Component data from apps and pages
▼▼▼
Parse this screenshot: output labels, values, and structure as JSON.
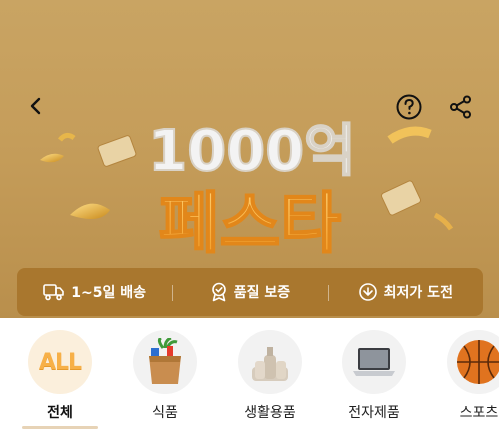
{
  "header": {
    "back_icon": "chevron-left-icon",
    "help_icon": "question-circle-icon",
    "share_icon": "share-icon"
  },
  "banner": {
    "title_top": "1000억",
    "title_main": "페스타",
    "colors": {
      "background": "#c59d5a",
      "title_top": "#f3f3f3",
      "title_main": "#f6b13f",
      "benefit_bar": "#a9772e"
    }
  },
  "benefits": [
    {
      "icon": "truck-icon",
      "label": "1~5일 배송"
    },
    {
      "icon": "badge-icon",
      "label": "품질 보증"
    },
    {
      "icon": "lowest-price-icon",
      "label": "최저가 도전"
    }
  ],
  "categories": [
    {
      "badge": "ALL",
      "label": "전체",
      "selected": true
    },
    {
      "icon": "grocery-bag-icon",
      "label": "식품"
    },
    {
      "icon": "household-bottles-icon",
      "label": "생활용품"
    },
    {
      "icon": "laptop-icon",
      "label": "전자제품"
    },
    {
      "icon": "basketball-icon",
      "label": "스포츠"
    }
  ]
}
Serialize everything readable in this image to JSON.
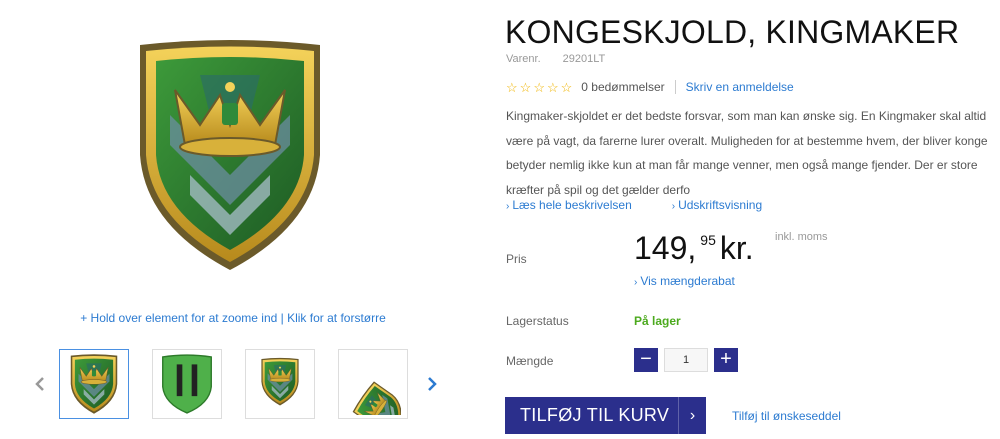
{
  "product": {
    "title": "KONGESKJOLD, KINGMAKER",
    "sku_label": "Varenr.",
    "sku": "29201LT",
    "rating_count": "0 bedømmelser",
    "review_link": "Skriv en anmeldelse",
    "description": "Kingmaker-skjoldet er det bedste forsvar, som man kan ønske sig. En Kingmaker skal altid være på vagt, da farerne lurer overalt. Muligheden for at bestemme hvem, der bliver konge betyder nemlig ikke kun at man får mange venner, men også mange fjender. Der er store kræfter på spil og det gælder derfo",
    "read_more": "Læs hele beskrivelsen",
    "print_view": "Udskriftsvisning",
    "rating_value": 0,
    "rating_max": 5
  },
  "price": {
    "label": "Pris",
    "integer": "149,",
    "decimals": "95",
    "currency": "kr.",
    "vat_note": "inkl. moms",
    "discount_link": "Vis mængderabat"
  },
  "stock": {
    "label": "Lagerstatus",
    "value": "På lager"
  },
  "quantity": {
    "label": "Mængde",
    "value": "1",
    "minus": "−",
    "plus": "+"
  },
  "actions": {
    "add_to_cart": "TILFØJ TIL KURV",
    "add_to_cart_arrow": "›",
    "wishlist": "Tilføj til ønskeseddel"
  },
  "gallery": {
    "zoom_hint": "+ Hold over element for at zoome ind | Klik for at forstørre",
    "prev_icon": "chevron-left-icon",
    "next_icon": "chevron-right-icon",
    "thumbnails": [
      "shield-front",
      "shield-back-green",
      "shield-front-small",
      "shield-angled"
    ]
  },
  "colors": {
    "accent": "#2b2f8c",
    "link": "#2c7bd1",
    "in_stock": "#4caa1e",
    "star": "#f0b400"
  }
}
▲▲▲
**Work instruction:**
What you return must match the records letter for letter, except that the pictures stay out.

**Answer area:**
Parse this screenshot: output labels, values, and structure as JSON.
{
  "header": {
    "back_icon": "chevron-left-icon",
    "help_icon": "question-circle-icon",
    "share_icon": "share-icon"
  },
  "banner": {
    "title_top": "1000억",
    "title_main": "페스타",
    "colors": {
      "background": "#c59d5a",
      "title_top": "#f3f3f3",
      "title_main": "#f6b13f",
      "benefit_bar": "#a9772e"
    }
  },
  "benefits": [
    {
      "icon": "truck-icon",
      "label": "1~5일 배송"
    },
    {
      "icon": "badge-icon",
      "label": "품질 보증"
    },
    {
      "icon": "lowest-price-icon",
      "label": "최저가 도전"
    }
  ],
  "categories": [
    {
      "badge": "ALL",
      "label": "전체",
      "selected": true
    },
    {
      "icon": "grocery-bag-icon",
      "label": "식품"
    },
    {
      "icon": "household-bottles-icon",
      "label": "생활용품"
    },
    {
      "icon": "laptop-icon",
      "label": "전자제품"
    },
    {
      "icon": "basketball-icon",
      "label": "스포츠"
    }
  ]
}
Serialize everything readable in this image to JSON.
{
  "product": {
    "title": "KONGESKJOLD, KINGMAKER",
    "sku_label": "Varenr.",
    "sku": "29201LT",
    "rating_count": "0 bedømmelser",
    "review_link": "Skriv en anmeldelse",
    "description": "Kingmaker-skjoldet er det bedste forsvar, som man kan ønske sig. En Kingmaker skal altid være på vagt, da farerne lurer overalt. Muligheden for at bestemme hvem, der bliver konge betyder nemlig ikke kun at man får mange venner, men også mange fjender. Der er store kræfter på spil og det gælder derfo",
    "read_more": "Læs hele beskrivelsen",
    "print_view": "Udskriftsvisning",
    "rating_value": 0,
    "rating_max": 5
  },
  "price": {
    "label": "Pris",
    "integer": "149,",
    "decimals": "95",
    "currency": "kr.",
    "vat_note": "inkl. moms",
    "discount_link": "Vis mængderabat"
  },
  "stock": {
    "label": "Lagerstatus",
    "value": "På lager"
  },
  "quantity": {
    "label": "Mængde",
    "value": "1",
    "minus": "−",
    "plus": "+"
  },
  "actions": {
    "add_to_cart": "TILFØJ TIL KURV",
    "add_to_cart_arrow": "›",
    "wishlist": "Tilføj til ønskeseddel"
  },
  "gallery": {
    "zoom_hint": "+ Hold over element for at zoome ind | Klik for at forstørre",
    "prev_icon": "chevron-left-icon",
    "next_icon": "chevron-right-icon",
    "thumbnails": [
      "shield-front",
      "shield-back-green",
      "shield-front-small",
      "shield-angled"
    ]
  },
  "colors": {
    "accent": "#2b2f8c",
    "link": "#2c7bd1",
    "in_stock": "#4caa1e",
    "star": "#f0b400"
  }
}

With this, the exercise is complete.